Supplied material below:

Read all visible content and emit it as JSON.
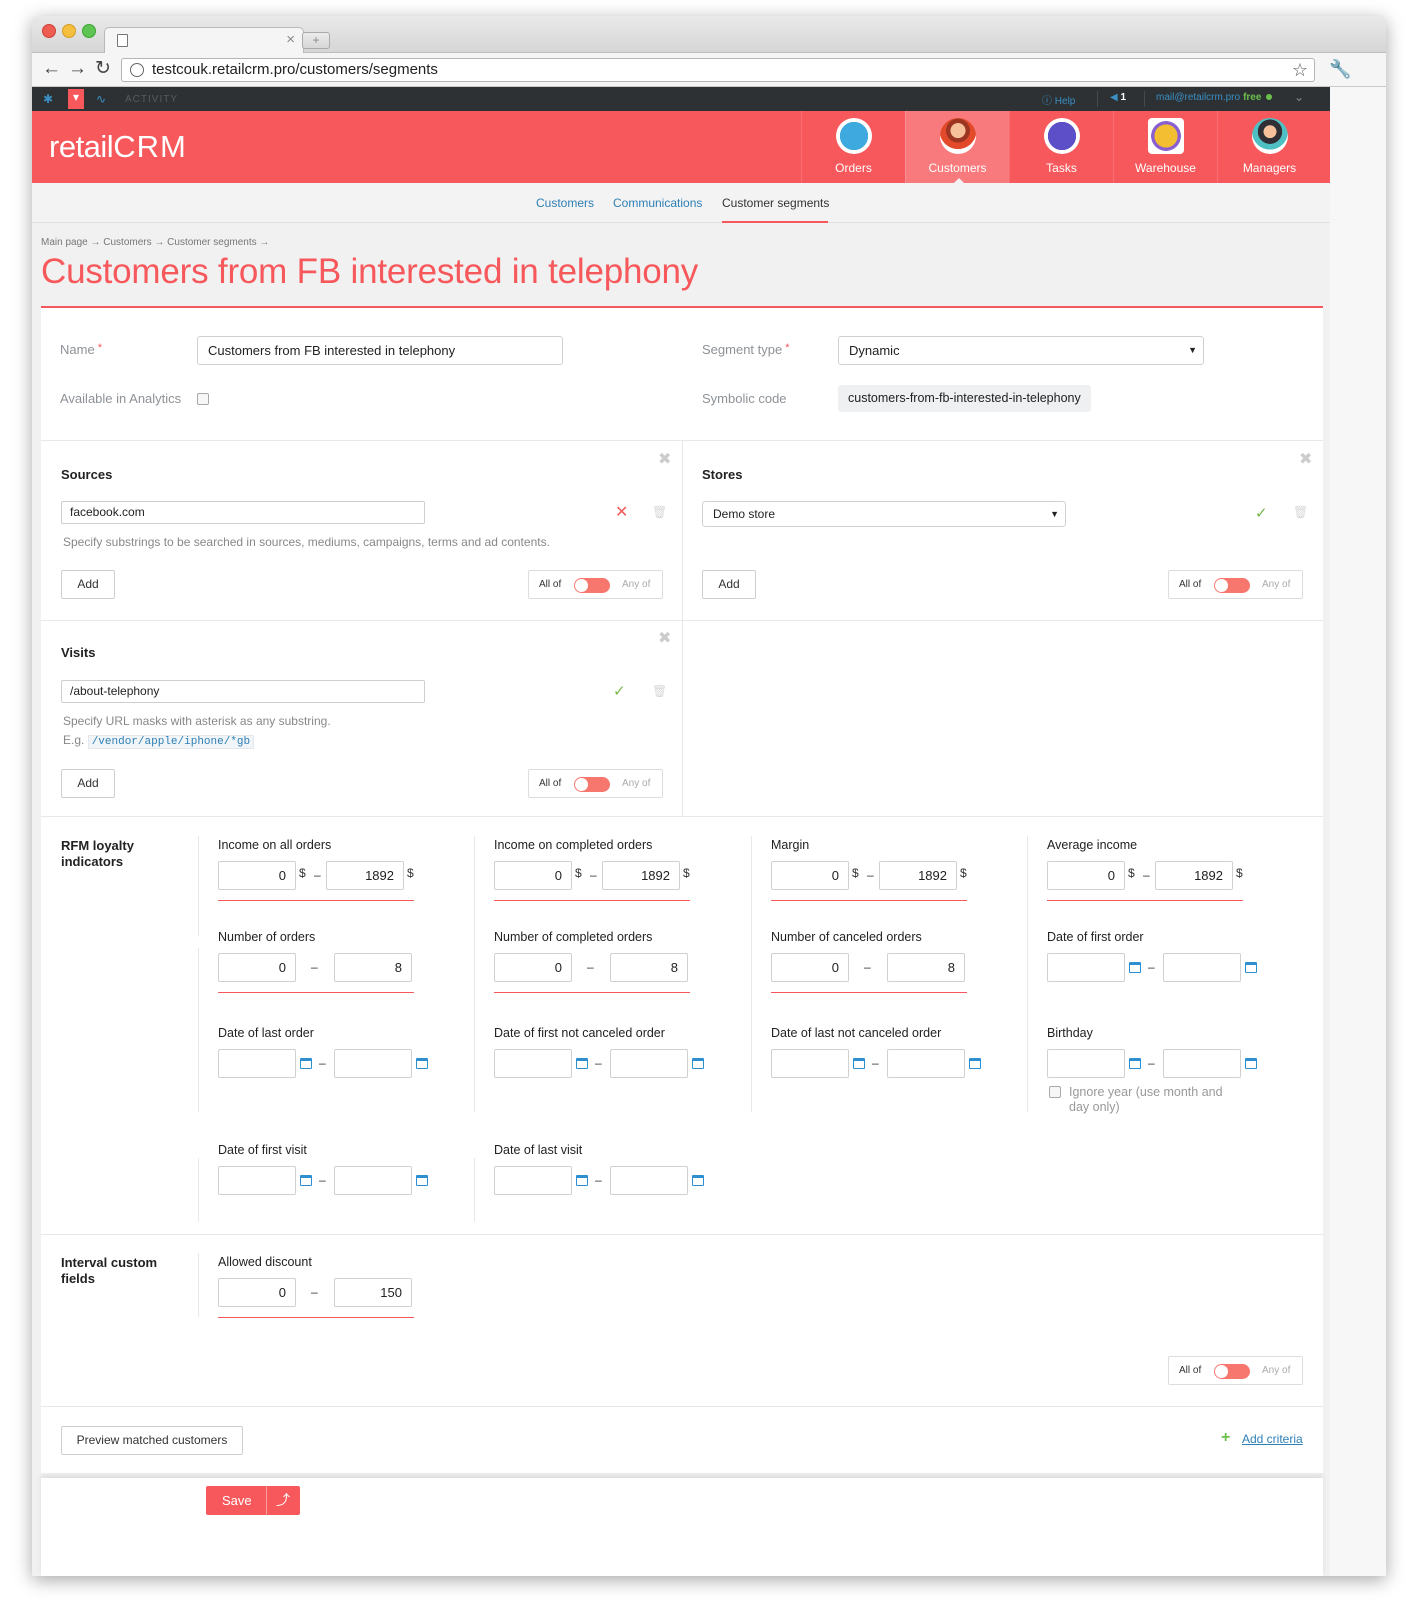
{
  "browser": {
    "url": "testcouk.retailcrm.pro/customers/segments",
    "tab_close": "×",
    "new_tab": "+",
    "back": "←",
    "forward": "→",
    "reload": "↻",
    "star": "☆",
    "wrench": "🔧"
  },
  "topbar": {
    "activity": "ACTIVITY",
    "help": "Help",
    "notifications": "1",
    "email": "mail@retailcrm.pro",
    "plan": "free"
  },
  "header": {
    "logo_left": "retail",
    "logo_right": "CRM",
    "nav": [
      {
        "label": "Orders"
      },
      {
        "label": "Customers"
      },
      {
        "label": "Tasks"
      },
      {
        "label": "Warehouse"
      },
      {
        "label": "Managers"
      }
    ]
  },
  "subnav": {
    "items": [
      {
        "label": "Customers"
      },
      {
        "label": "Communications"
      },
      {
        "label": "Customer segments"
      }
    ]
  },
  "breadcrumb": "Main page → Customers → Customer segments →",
  "page_title": "Customers from FB interested in telephony",
  "form": {
    "name_label": "Name",
    "name_value": "Customers from FB interested in telephony",
    "required_mark": "*",
    "analytics_label": "Available in Analytics",
    "segment_type_label": "Segment type",
    "segment_type_value": "Dynamic",
    "symbolic_code_label": "Symbolic code",
    "symbolic_code_value": "customers-from-fb-interested-in-telephony"
  },
  "sources": {
    "title": "Sources",
    "value": "facebook.com",
    "hint": "Specify substrings to be searched in sources, mediums, campaigns, terms and ad contents.",
    "add": "Add",
    "all_of": "All of",
    "any_of": "Any of"
  },
  "stores": {
    "title": "Stores",
    "value": "Demo store",
    "add": "Add",
    "all_of": "All of",
    "any_of": "Any of"
  },
  "visits": {
    "title": "Visits",
    "value": "/about-telephony",
    "hint": "Specify URL masks with asterisk as any substring.",
    "eg": "E.g.",
    "example": "/vendor/apple/iphone/*gb",
    "add": "Add",
    "all_of": "All of",
    "any_of": "Any of"
  },
  "rfm": {
    "title": "RFM loyalty indicators",
    "currency": "$",
    "dash": "–",
    "income_all": {
      "label": "Income on all orders",
      "from": "0",
      "to": "1892"
    },
    "income_completed": {
      "label": "Income on completed orders",
      "from": "0",
      "to": "1892"
    },
    "margin": {
      "label": "Margin",
      "from": "0",
      "to": "1892"
    },
    "average_income": {
      "label": "Average income",
      "from": "0",
      "to": "1892"
    },
    "num_orders": {
      "label": "Number of orders",
      "from": "0",
      "to": "8"
    },
    "num_completed": {
      "label": "Number of completed orders",
      "from": "0",
      "to": "8"
    },
    "num_canceled": {
      "label": "Number of canceled orders",
      "from": "0",
      "to": "8"
    },
    "date_first_order": {
      "label": "Date of first order"
    },
    "date_last_order": {
      "label": "Date of last order"
    },
    "date_first_not_canceled": {
      "label": "Date of first not canceled order"
    },
    "date_last_not_canceled": {
      "label": "Date of last not canceled order"
    },
    "birthday": {
      "label": "Birthday",
      "ignore_year": "Ignore year (use month and day only)"
    },
    "date_first_visit": {
      "label": "Date of first visit"
    },
    "date_last_visit": {
      "label": "Date of last visit"
    }
  },
  "interval": {
    "title": "Interval custom fields",
    "allowed_discount": {
      "label": "Allowed discount",
      "from": "0",
      "to": "150"
    },
    "all_of": "All of",
    "any_of": "Any of"
  },
  "actions": {
    "preview": "Preview matched customers",
    "add_criteria": "Add criteria",
    "save": "Save"
  },
  "colors": {
    "brand": "#f7585b",
    "link": "#2d7fb6",
    "success": "#79b94b"
  }
}
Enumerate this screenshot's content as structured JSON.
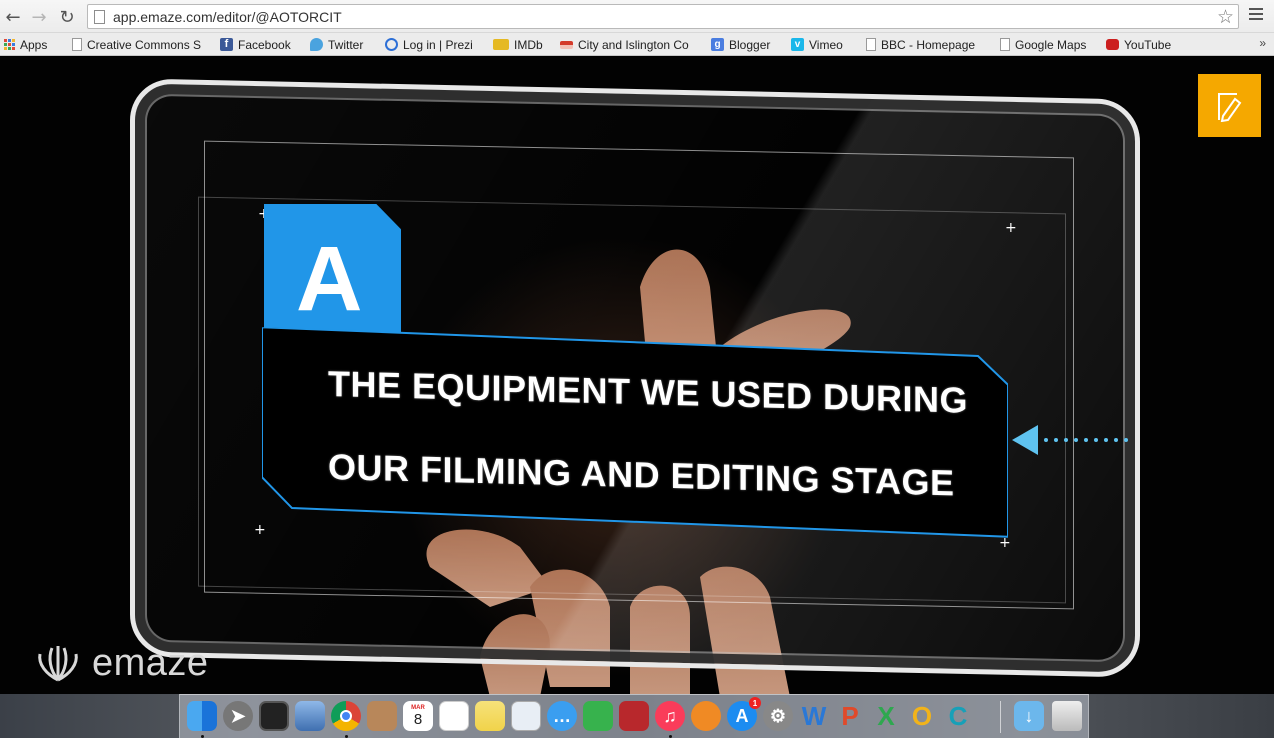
{
  "browser": {
    "url": "app.emaze.com/editor/@AOTORCIT",
    "bookmarks": [
      {
        "label": "Apps",
        "icon": "apps-grid-icon",
        "color": "#e04a3a"
      },
      {
        "label": "Creative Commons S",
        "icon": "page-icon",
        "color": "#ffffff"
      },
      {
        "label": "Facebook",
        "icon": "facebook-icon",
        "color": "#3b5998"
      },
      {
        "label": "Twitter",
        "icon": "twitter-icon",
        "color": "#4aa3df"
      },
      {
        "label": "Log in | Prezi",
        "icon": "prezi-icon",
        "color": "#2d6fd6"
      },
      {
        "label": "IMDb",
        "icon": "imdb-icon",
        "color": "#e5b923"
      },
      {
        "label": "City and Islington Co",
        "icon": "college-icon",
        "color": "#d43a2a"
      },
      {
        "label": "Blogger",
        "icon": "google-icon",
        "color": "#4a7de0"
      },
      {
        "label": "Vimeo",
        "icon": "vimeo-icon",
        "color": "#1ab7ea"
      },
      {
        "label": "BBC - Homepage",
        "icon": "page-icon",
        "color": "#ffffff"
      },
      {
        "label": "Google Maps",
        "icon": "page-icon",
        "color": "#ffffff"
      },
      {
        "label": "YouTube",
        "icon": "youtube-icon",
        "color": "#cc1f1f"
      }
    ],
    "overflow": "»"
  },
  "slide": {
    "letter": "A",
    "title_line1": "THE EQUIPMENT WE USED DURING",
    "title_line2": "OUR FILMING AND EDITING STAGE",
    "accent_color": "#2196e8",
    "logo_text": "emaze"
  },
  "dock": {
    "badge_count": "1",
    "calendar_month": "MAR",
    "calendar_day": "8"
  }
}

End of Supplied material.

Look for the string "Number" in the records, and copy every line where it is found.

      "label": "Number of orders",
      "label": "Number of completed orders",
      "label": "Number of canceled orders",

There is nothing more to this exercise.